Treatment Options for Dogs with Skin Allergies
Effective treatment of allergic skin reactions depends on the cause of the condition. For example, if the dog has flea bite hypersensitivity, where the allergen is flea saliva, treatment requires eliminating the dog’s exposure to fleas. If the dog is allergic to something in its food, that ingredient should be identified and removed from its diet. If the dog has a skin reaction to something it inhales from the environment, the offending airborne allergen needs to be identified and kept away from the dog. Appropriate treatment protocols can be influenced by the seasonality of a dog’s condition and by the time and monetary considerations of its owner.

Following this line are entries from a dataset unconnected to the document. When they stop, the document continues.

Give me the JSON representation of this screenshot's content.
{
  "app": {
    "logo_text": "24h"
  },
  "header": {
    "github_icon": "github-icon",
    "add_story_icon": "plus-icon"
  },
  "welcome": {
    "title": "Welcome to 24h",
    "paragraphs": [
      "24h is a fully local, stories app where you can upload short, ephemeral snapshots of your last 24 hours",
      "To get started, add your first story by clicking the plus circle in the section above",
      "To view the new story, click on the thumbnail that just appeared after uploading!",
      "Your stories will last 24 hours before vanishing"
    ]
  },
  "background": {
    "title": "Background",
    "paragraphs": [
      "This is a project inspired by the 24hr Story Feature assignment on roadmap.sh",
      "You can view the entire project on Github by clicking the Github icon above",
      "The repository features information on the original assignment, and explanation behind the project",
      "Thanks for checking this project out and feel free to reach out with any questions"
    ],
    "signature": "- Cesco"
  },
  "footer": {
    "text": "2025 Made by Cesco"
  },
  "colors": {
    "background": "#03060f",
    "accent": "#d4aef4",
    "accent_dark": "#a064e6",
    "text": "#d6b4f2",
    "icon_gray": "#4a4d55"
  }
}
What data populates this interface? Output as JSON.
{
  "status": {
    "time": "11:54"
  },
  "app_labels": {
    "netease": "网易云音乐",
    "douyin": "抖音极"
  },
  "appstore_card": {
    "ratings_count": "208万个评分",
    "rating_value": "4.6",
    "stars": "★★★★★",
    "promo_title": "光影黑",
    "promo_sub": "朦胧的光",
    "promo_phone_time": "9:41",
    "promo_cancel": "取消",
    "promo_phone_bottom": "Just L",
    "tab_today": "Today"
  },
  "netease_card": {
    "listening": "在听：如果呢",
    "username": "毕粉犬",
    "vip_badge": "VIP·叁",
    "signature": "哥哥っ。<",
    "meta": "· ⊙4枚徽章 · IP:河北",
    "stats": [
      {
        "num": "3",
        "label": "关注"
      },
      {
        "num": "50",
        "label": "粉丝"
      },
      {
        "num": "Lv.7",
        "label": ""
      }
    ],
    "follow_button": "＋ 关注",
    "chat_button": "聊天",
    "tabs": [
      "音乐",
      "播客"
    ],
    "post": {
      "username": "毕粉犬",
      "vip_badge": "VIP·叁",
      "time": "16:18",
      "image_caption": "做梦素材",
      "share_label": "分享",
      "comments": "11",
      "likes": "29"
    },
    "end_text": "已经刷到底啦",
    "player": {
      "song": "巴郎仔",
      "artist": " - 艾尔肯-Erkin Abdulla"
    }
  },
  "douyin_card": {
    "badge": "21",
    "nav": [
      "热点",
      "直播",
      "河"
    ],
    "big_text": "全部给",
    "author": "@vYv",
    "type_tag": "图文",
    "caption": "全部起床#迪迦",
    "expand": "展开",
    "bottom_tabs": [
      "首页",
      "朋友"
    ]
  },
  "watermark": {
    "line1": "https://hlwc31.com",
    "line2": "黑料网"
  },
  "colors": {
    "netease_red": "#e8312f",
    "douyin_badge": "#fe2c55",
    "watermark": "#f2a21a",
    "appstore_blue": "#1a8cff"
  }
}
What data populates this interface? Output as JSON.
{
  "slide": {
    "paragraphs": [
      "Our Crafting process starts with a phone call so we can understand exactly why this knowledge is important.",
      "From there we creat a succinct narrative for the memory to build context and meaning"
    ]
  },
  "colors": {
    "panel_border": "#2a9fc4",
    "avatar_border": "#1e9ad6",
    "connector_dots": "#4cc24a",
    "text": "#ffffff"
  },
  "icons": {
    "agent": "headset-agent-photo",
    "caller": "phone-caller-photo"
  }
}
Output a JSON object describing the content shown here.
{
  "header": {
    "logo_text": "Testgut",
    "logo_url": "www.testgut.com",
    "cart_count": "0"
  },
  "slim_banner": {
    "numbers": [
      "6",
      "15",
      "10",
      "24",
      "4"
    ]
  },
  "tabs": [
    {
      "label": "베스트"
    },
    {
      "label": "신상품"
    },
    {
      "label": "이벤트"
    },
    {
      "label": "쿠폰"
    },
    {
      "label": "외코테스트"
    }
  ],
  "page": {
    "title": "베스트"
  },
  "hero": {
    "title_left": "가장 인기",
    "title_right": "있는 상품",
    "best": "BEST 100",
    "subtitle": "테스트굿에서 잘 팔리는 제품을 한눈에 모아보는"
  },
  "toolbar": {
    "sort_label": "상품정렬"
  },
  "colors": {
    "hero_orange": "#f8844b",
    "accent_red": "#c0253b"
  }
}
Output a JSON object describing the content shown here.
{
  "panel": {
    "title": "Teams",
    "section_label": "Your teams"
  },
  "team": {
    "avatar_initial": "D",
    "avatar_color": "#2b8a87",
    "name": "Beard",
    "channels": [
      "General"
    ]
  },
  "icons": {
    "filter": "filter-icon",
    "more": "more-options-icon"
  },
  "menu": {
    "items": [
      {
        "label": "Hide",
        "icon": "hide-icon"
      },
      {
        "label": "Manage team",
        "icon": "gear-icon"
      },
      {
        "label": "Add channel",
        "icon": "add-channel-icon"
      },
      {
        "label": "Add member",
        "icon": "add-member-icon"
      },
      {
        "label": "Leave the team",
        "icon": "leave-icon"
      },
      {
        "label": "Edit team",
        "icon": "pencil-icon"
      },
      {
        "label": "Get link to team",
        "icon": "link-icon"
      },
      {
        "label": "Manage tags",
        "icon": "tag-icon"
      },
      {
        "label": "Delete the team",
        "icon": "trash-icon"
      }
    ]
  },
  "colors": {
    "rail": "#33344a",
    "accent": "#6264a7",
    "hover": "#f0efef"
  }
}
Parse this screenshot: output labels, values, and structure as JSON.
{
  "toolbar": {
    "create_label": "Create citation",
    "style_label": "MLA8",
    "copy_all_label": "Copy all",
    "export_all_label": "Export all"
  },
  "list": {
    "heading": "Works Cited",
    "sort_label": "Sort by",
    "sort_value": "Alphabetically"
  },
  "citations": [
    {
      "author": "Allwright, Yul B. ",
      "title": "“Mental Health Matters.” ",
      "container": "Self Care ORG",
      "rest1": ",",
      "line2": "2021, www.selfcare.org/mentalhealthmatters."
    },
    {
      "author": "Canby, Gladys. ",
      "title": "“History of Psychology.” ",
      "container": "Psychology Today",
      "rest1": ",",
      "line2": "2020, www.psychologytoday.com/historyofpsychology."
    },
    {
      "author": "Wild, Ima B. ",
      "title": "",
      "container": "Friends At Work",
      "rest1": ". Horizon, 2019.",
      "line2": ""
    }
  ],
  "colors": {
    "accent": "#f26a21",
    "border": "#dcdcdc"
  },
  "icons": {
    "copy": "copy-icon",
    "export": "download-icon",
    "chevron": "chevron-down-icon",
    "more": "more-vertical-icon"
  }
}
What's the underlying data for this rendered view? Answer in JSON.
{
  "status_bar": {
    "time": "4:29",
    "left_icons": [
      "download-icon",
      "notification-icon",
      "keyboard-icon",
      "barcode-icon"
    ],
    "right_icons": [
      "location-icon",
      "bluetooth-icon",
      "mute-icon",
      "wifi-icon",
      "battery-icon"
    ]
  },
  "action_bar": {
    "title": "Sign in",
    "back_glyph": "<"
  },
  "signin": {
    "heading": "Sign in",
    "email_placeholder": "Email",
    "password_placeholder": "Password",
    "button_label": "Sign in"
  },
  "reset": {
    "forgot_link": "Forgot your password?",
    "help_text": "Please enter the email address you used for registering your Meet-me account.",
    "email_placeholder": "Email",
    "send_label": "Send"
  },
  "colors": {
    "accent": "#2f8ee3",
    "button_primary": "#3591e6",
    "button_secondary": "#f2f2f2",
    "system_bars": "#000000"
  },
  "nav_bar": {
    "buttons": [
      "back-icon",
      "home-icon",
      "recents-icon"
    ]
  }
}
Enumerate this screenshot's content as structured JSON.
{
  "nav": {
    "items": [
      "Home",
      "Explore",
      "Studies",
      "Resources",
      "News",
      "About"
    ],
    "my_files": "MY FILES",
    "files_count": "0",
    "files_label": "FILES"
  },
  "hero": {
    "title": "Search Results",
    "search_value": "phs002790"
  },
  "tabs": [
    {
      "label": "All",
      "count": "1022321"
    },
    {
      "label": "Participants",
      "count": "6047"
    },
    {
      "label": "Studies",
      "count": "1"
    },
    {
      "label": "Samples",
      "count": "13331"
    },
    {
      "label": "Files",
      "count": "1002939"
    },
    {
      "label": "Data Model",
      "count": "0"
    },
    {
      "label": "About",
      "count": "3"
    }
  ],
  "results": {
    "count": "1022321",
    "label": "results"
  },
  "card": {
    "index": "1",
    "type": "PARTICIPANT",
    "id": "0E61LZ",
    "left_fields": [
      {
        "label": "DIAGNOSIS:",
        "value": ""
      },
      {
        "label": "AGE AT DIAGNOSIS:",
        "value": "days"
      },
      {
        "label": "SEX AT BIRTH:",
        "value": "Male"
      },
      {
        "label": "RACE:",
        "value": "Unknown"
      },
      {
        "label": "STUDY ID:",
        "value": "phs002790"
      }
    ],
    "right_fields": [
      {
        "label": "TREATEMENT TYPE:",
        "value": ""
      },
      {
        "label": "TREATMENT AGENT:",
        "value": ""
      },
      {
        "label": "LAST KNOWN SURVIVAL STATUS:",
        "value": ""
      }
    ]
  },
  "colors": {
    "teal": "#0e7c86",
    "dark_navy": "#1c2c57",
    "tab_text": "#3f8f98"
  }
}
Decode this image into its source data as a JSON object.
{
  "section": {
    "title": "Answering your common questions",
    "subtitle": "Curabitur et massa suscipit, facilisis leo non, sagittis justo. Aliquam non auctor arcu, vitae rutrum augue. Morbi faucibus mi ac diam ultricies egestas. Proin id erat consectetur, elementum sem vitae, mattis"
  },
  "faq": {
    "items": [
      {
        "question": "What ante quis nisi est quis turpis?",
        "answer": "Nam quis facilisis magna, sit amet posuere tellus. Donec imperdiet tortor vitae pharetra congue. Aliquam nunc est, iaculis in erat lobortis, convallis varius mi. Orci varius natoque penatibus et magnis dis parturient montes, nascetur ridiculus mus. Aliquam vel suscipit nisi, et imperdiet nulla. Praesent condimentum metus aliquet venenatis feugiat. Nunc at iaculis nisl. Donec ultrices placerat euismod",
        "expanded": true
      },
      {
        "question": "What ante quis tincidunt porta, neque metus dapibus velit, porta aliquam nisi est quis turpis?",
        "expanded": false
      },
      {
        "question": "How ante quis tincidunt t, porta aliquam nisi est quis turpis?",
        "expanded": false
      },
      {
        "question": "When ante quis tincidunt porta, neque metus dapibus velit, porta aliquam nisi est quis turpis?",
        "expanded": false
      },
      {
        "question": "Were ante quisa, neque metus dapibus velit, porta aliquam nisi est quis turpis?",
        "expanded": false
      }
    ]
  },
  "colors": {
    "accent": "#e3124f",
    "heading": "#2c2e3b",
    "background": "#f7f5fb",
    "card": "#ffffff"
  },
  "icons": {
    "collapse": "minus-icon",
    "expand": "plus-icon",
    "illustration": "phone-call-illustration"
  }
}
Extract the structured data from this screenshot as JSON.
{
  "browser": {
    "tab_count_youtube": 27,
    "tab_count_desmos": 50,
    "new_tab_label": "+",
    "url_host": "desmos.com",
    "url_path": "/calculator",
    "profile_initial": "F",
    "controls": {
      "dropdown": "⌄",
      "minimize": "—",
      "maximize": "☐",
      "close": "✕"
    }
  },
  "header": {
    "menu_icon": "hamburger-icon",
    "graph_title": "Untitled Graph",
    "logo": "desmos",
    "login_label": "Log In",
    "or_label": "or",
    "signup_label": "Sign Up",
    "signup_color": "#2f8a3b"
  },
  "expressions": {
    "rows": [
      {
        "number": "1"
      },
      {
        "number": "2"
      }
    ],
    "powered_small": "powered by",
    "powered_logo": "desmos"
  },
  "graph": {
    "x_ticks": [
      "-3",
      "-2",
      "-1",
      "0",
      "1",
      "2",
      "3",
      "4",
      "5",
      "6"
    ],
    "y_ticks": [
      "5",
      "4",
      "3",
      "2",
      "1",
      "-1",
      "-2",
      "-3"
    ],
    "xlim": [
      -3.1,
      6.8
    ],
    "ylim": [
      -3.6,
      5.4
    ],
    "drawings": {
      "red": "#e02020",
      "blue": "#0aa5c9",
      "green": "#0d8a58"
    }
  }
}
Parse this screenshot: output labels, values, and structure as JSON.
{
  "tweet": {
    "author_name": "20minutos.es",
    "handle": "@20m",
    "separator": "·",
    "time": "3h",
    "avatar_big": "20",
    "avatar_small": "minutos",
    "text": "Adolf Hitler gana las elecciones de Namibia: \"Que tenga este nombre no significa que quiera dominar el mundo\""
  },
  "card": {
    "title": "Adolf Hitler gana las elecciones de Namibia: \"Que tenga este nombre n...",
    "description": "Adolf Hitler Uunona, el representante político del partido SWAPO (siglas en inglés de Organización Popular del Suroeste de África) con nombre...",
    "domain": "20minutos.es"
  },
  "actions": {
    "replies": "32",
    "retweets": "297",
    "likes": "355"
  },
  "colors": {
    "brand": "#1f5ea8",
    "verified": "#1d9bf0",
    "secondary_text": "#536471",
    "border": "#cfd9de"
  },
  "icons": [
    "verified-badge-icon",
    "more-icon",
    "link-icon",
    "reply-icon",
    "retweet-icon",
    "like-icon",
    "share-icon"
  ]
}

The gold standard for treating inhalant and some contact skin allergies is to identify the allergens and then gradually administer small doses of those allergens under the dog’s skin over time, in an attempt to desensitize its immune system. This is called allergic-specific immunotherapy, or ASIT. ASIT reportedly is helpful in up to 70% of dogs, although it is not available everywhere and is expensive. Flea bite allergies, food allergies and most allergies to identifiable environmental allergens usually can be treated or at least successfully managed by identifying the causative allergens and keeping them away from the dog.
There are many over-the-counter and prescription shampoos, lotions, gels and other salves that can help soothe the itchiness caused by skin allergies. Oral medications, including antihistamines, essential fatty acids and anti-inflammatory corticosteroids, together with or in addition to commercial allergy diets, can also be extremely beneficial. These products can help owners manage the scratching and associated self-trauma that often accompany skin allergies and that increase the dog’s risk of developing secondary bacterial or fungal infections. If skin infections are present, antibiotics or antifungals can be prescribed by the dog’s veterinarian.
A number of different physical restraints, including Elizabethan or “lampshade” collars, bandages and even tee-shirts or sweat shirts, can be used to keep a dog from bothering its itchy skin until other treatments kick in. Specialized tight-fitting lycra bodysuits are also available to serve the same purpose.
Prognosis for Dogs with Skin Allergies
The outlook for dogs with skin allergies is quite variable, depending on the underlying cause of the dog’s symptoms. In many cases, skin allergies resolve with effective parasite control, dietary management and/or topical treatments. Unfortunately, some dogs continue to experience symptoms while the exact cause of their condition remains frustratingly elusive.